Growing up, I dreamed of managing the news with grace, which meant being able to flip through a newspaper at breakfast without shattering the sound barrier or spilling coffee on the hot young professional by my side. Like most everyone, I now grab my news online, so I’ve been striving for sophistication once again. Until today, when I discovered Skimr.
Skimr is simply the easiest-to-use and best news reader I’ve found on the web. A straightforward homepage presents an alphabetized list of news sources. Click on the sites you normally visit, skim the headlines and excerpts of recent articles or blog posts, and then click on the titles if you want to follow links to the full articles.
In fancy speak, Skimr is an RSS reader, RSS standing for Rich Site Summary, Really Simple Syndication, or (if I might add a definition) Royally Stupid Shorthand – seriously, unless you already use RSS, what the hell does it mean to anyone? Well, with Skimr, it now means that I no longer have to visit twenty sites a day just to scan for stories of interest.
Don’t let the minimalist design fool you. This is not a half-baked website in early beta. A crew of devoted Google Reader users put a great deal of thought into offering a better way to handle RSS feeds. The trim shape means that Skimr fits nicely on desktops as well as tablets and smartphones, without any downloads. Cue angelic “aah!”
Skimr is also extremely fast and easy on the eyes. What’s more, it’s fair to both readers and website owners. Unlike other readers, users still visit external sites to read full articles, so publishers aren’t cheated out of traffic. Readers are spared the time, waste,s and hassle of journeying across the web before arriving at desired material.
For those that want to keep things very simple, Skimr is free and works without an account. There’s a large directory of sites, so there’s a strong likelihood that you’ll find your favorite news sources without much fuss. An account of course allows members to customize the news feeds that greet them on the homepage each time they visit. Add websites to the list using URLs or by incorporating sites already in the directory.
The Skimr founding team is comprised of Petr Kral, Josef Sima, and David Svedja – three seasoned internet veterans from the Czech Republic. Check out the blog they maintain onsite or contact the trio here.
We recently had a chance to chat with co-founder, Petr Kral, about the origins of Skimr. Check it out:
How’d you come up with the name “Skimr”?
Originally, I thought we were working on a web-based RSS reader. We wanted to do something like Google Reader only modern. But then I realized we did not have to pull in the whole articles but create a feed of snippets (headline + perex). Pretty much like Twitter, but for websites. I was then looking for a name that described this quick look at the snippets. And Skimr was born – skim through the headlines.
When do your best business ideas come to you?
[On my] fourth beer and third vodka. Or simply when I observe the world around me, e.g. on the tram.
How many people did you start the company with and how many people work for you now?
It’s a side project really. Me and my colleague work from Seznam.cz here in Prague. Seznam is one of the very few companies in the world that has not been defeated by Google in search. We work on cool local projects, but read international blogs and news sites. That’s when Skimr was born – out of necessity to quickly learn what’s new in the Tech world.

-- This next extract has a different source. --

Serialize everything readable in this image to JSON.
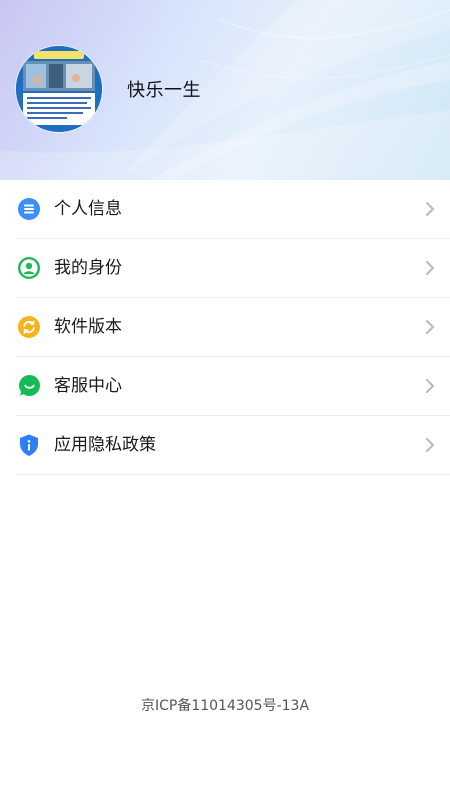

A lot of people have big ideas. What gave you the confidence to actually go after yours?
Skimr is a neat little tool. No grand ambitions. Me and my friends find it extremely addictive and useful so I thought we might have a fighting chance finding other people who might also find it helpful.
How’d you fund this venture?
Self-funded. It’s just a couple of weeks of coding in the evening after work really.
What has been your biggest professional frustration?
Living in a small country in the middle of Europe, there are not that many opportunities to work on international projects. I went to the Silicon Valley a couple years back to learn more about startups and realized how different the Tech scene over there was. Have been thinking about starting a project ever since.
How do you picture your company in 5 years?
I guess Twitter started as a fun project and see how long they have come so far. I am very interested in the digital publishing area and Skimr is a fun project to solve one little problem – how to quickly learn what my favorite websites are posting right now without visiting each and every one of them and without using traditional RSS as I do want to read the content on the original site, not within some reader.
Do you consider yourself a successful entrepreneur? If not, what’ll make you feel successful?
I have started a few companies so far. I learnt a lot, I made some money. And look, I am doing it again. So I guess the most important part of being successful is whether you enjoy doing it. And I certainly do.
I never quite mastered the newspaper page-turning, which is why I’m so thrilled about Skimr. Permit me my coming of age, tech-geek moment. I get it. It makes perfect sense. It makes reading the news a simple, direct, and pleasurable experience again. Happy reading, friends.
Courtesy of startup founder | Skimr